At the end of a piece of learning, we often have a call to arms. What are you going to differently tomorrow from what you did today? What footsteps are you going to take as you leave the learning behind
Understanding a subject conceptually, or academically, whilst in the room, or within the e-learning, is easy, but knowing what to do with it can be the hardest of things. How do you change your everyday reality to reflect the new knowledge, skills and attitudes? How do you internalise the learning and make it part of ‘normal’?
To understand how and why people change behaviours, how and why they take different footsteps down a different path after learning something new, we need to consider ‘Inspiration’ and ‘Motivation’. This is a little bit more than the carrot and stick. People will change behaviours because they want to, or because they have to, and all for a wide variety of reasons. Some of these factors will be ones that we can influence, by making opportunities available to people with better qualifications or training, by making things regulatory or essential, so that they have to do them to get or keep a job, but others fall outside the areas that we can influence.
People will be inspired to learn because it interests them, because they enjoy the challenge, because they want to do better in this job, or because they are desperate to get another one. They can be inspired to do better by people they admire, emulate or are jealous of, and they can be motivated by money, ego or competition.
Whilst we cannot influence many of these factors, and indeed, may not even be aware of many, there are some that we can influence or make more visible.
Inspiration is more than just watching someone you admire and wanting to copy them, although that can be an important part of it. Often people want to change some facet of their lives, but can’t see the path to how to achieve that change, and by seeing someone who has successfully travelled that journey, they can be inspired into action. Changing things is done one step at a time and, whilst the first step is hard, the second and third ones might not me much easier. Whilst motivation can be ‘forced’, by making things mandatory, it’s impossible to force inspiration.
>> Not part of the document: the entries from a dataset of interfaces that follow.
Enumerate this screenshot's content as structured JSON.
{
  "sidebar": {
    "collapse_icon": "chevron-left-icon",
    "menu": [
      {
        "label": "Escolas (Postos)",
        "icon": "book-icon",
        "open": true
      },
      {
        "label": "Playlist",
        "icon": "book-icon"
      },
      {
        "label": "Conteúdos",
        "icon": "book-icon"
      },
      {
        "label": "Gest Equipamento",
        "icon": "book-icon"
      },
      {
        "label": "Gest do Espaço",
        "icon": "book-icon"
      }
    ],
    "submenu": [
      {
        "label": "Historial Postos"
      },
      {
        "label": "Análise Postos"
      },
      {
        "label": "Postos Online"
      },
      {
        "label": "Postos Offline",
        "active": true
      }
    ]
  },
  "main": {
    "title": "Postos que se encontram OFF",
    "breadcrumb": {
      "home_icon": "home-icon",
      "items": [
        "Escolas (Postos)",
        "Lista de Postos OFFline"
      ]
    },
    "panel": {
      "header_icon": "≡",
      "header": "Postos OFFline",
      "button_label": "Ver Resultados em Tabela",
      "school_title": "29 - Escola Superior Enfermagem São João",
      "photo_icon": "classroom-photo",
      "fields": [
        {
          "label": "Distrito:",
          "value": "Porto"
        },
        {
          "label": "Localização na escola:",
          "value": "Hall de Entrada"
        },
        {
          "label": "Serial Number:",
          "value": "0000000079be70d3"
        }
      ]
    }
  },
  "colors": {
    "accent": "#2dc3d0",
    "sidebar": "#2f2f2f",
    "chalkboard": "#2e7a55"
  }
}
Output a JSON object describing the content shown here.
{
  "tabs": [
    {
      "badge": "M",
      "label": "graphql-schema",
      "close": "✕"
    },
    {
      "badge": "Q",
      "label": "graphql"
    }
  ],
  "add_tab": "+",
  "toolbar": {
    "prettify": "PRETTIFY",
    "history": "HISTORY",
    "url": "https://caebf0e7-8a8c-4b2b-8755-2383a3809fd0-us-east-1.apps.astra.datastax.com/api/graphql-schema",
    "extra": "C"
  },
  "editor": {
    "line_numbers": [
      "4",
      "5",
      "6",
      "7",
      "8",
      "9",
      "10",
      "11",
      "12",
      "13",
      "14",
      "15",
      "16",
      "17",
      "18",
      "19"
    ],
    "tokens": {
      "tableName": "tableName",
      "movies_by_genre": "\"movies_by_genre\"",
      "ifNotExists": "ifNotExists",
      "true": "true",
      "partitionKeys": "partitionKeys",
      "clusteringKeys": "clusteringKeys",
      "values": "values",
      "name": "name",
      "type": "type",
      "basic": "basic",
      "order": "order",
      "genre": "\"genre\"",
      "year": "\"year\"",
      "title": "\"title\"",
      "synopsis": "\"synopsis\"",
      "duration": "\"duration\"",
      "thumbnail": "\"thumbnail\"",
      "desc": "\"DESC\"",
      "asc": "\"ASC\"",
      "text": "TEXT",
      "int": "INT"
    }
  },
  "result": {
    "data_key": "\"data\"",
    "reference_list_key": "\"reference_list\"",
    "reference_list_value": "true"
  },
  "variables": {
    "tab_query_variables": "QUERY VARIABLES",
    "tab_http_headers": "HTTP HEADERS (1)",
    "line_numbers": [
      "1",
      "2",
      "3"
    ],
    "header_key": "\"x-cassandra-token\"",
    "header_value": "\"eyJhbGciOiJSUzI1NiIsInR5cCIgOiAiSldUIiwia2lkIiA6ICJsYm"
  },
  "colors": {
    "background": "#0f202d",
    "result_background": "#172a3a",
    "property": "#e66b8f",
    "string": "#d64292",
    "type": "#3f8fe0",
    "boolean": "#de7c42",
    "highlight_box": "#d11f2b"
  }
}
We often focus heavily on motivation, creating frameworks of rules and timeframes in which learning must be completed, but often pay far less attention to inspiration. This is a balance that we should try to address.
Sure, it’s important to set expectations, define parameters for success and to get people to take the first footsteps on the journey, but we need to try to inspire them at times as well. This doesn’t mean having ‘motivational’ speakers springing out of the woodwork, but might mean ensuring that we do at least consider how to capture and enhance inspiration within our messages. Maybe this is done through focussing on a wider and more holistic picture of learning, showing how skills and knowledge are relevent for today and tomorrow, but also for your next job role and even outside work.
I’ve always believed that it’s important to understand how and why people learn both within and outside of work. How do motivations and inspiration differ in those two environments? You find someone who, at work, appears lazy, uninterested and a poor learner, but who achieves great things an is viewed as inspiration by others in an entirely different part of their lives.
Taping into these extra curricular motivations can give people a chance to shine, to display their native desire to learn and to make a greater impact within the organisation. Learning is universal and timeless, something we do throughout our lives. True, some of the subjects that we ‘train’ are less than thrilling, but we can at least make them interesting and engaging by better understanding what drives us to learn in the first place.